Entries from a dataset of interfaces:
Content starts
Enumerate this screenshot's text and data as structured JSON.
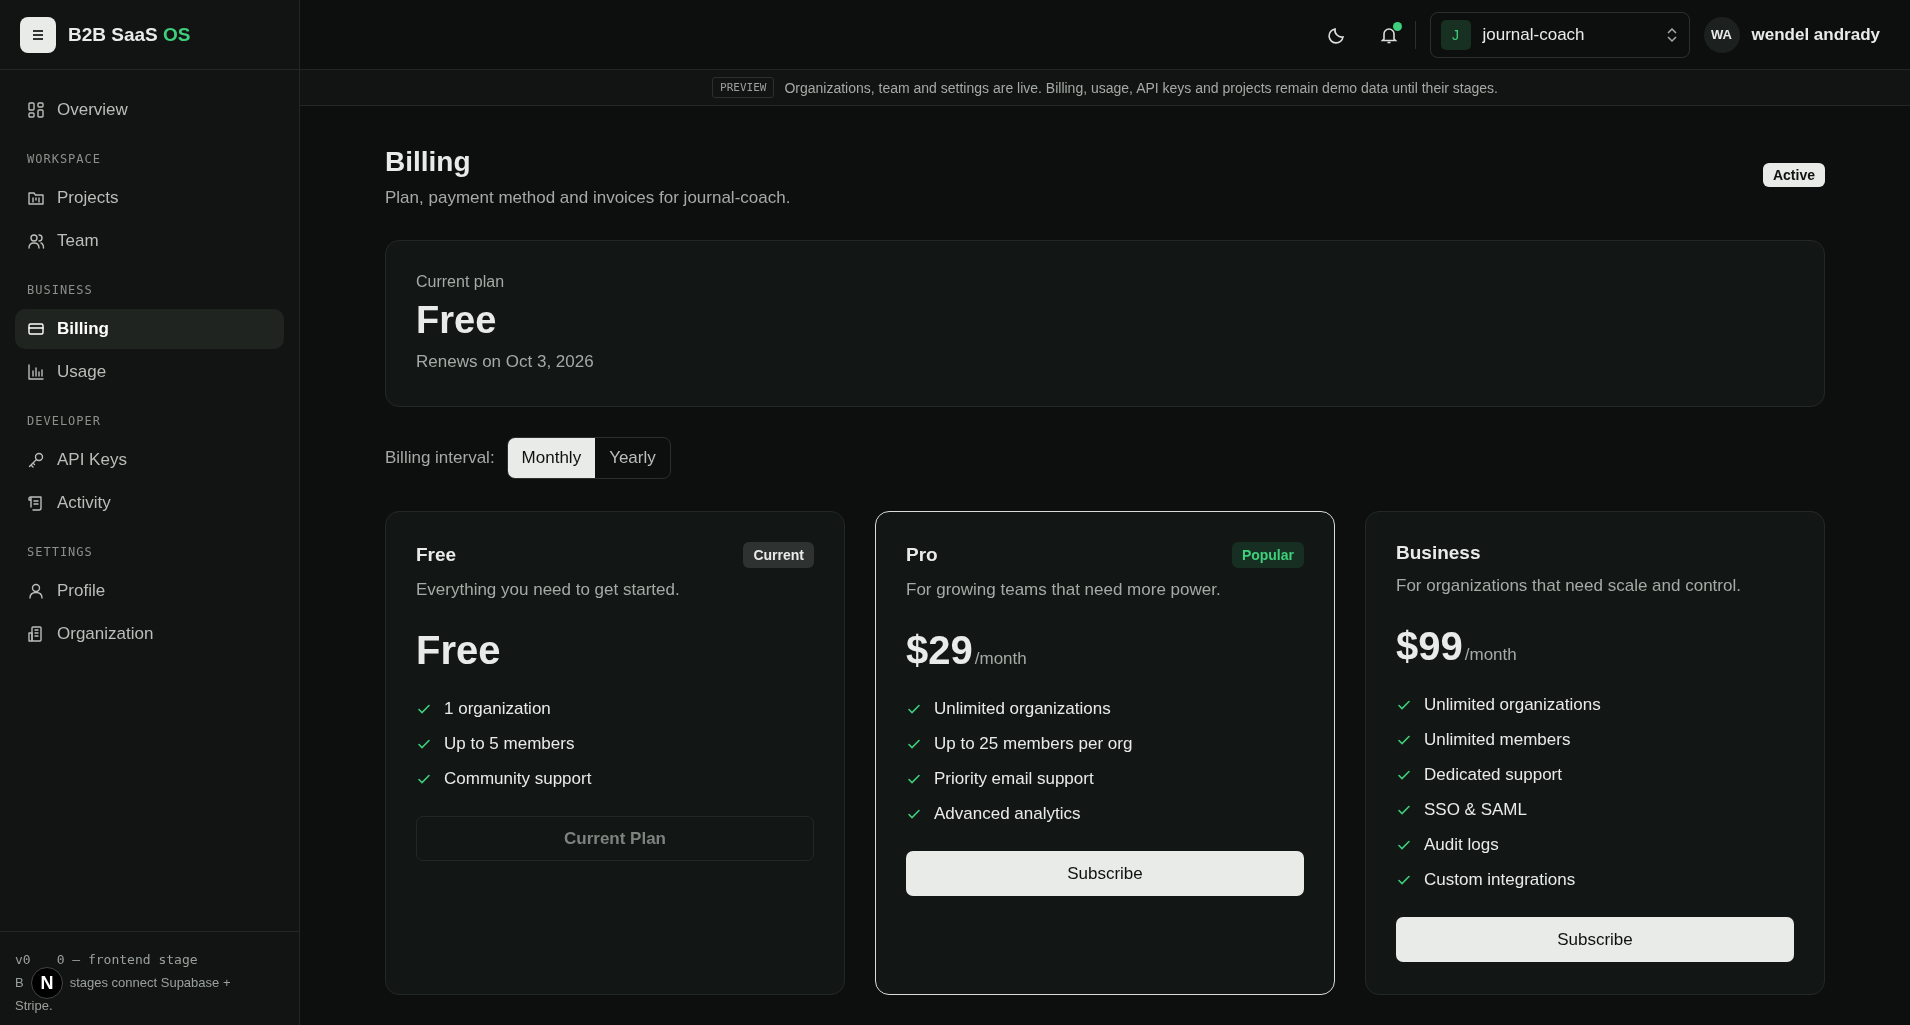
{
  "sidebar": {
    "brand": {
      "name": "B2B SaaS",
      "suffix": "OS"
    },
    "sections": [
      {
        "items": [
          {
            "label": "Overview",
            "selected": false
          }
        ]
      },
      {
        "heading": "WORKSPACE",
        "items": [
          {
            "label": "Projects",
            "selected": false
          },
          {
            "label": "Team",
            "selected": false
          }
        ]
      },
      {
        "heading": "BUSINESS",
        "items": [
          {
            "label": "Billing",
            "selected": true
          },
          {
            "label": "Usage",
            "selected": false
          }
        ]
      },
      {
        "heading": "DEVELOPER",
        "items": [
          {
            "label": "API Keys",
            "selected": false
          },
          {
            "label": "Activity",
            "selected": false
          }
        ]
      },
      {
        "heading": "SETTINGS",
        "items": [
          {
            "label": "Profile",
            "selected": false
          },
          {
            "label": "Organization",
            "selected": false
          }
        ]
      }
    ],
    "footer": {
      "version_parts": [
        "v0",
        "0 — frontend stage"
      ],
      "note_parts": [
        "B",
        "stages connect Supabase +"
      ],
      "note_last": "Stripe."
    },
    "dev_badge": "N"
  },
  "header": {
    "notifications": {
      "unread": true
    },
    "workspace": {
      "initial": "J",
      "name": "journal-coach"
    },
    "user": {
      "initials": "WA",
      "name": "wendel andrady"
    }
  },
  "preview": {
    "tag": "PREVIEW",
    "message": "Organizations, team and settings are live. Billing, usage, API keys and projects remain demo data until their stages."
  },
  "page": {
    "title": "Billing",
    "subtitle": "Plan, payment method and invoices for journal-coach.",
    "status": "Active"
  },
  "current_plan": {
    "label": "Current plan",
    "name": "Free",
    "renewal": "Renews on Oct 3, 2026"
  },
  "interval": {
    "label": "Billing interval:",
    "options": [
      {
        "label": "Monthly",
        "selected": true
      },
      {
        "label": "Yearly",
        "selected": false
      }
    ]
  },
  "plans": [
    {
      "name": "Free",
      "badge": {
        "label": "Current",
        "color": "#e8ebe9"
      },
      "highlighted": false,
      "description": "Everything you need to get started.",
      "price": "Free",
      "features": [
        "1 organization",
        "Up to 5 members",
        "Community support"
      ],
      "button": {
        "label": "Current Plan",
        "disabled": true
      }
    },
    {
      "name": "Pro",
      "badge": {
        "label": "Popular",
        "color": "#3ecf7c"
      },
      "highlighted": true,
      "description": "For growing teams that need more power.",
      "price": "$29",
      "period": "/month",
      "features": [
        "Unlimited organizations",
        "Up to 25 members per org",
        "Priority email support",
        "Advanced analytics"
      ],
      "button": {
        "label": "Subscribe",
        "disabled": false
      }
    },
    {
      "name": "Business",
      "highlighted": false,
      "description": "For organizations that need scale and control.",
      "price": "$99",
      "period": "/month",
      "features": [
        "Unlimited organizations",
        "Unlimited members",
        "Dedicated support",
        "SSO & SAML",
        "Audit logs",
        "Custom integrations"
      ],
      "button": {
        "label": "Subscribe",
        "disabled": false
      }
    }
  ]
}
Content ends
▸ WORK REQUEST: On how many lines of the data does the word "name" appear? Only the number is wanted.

▸ YOUR SOLUTION: 7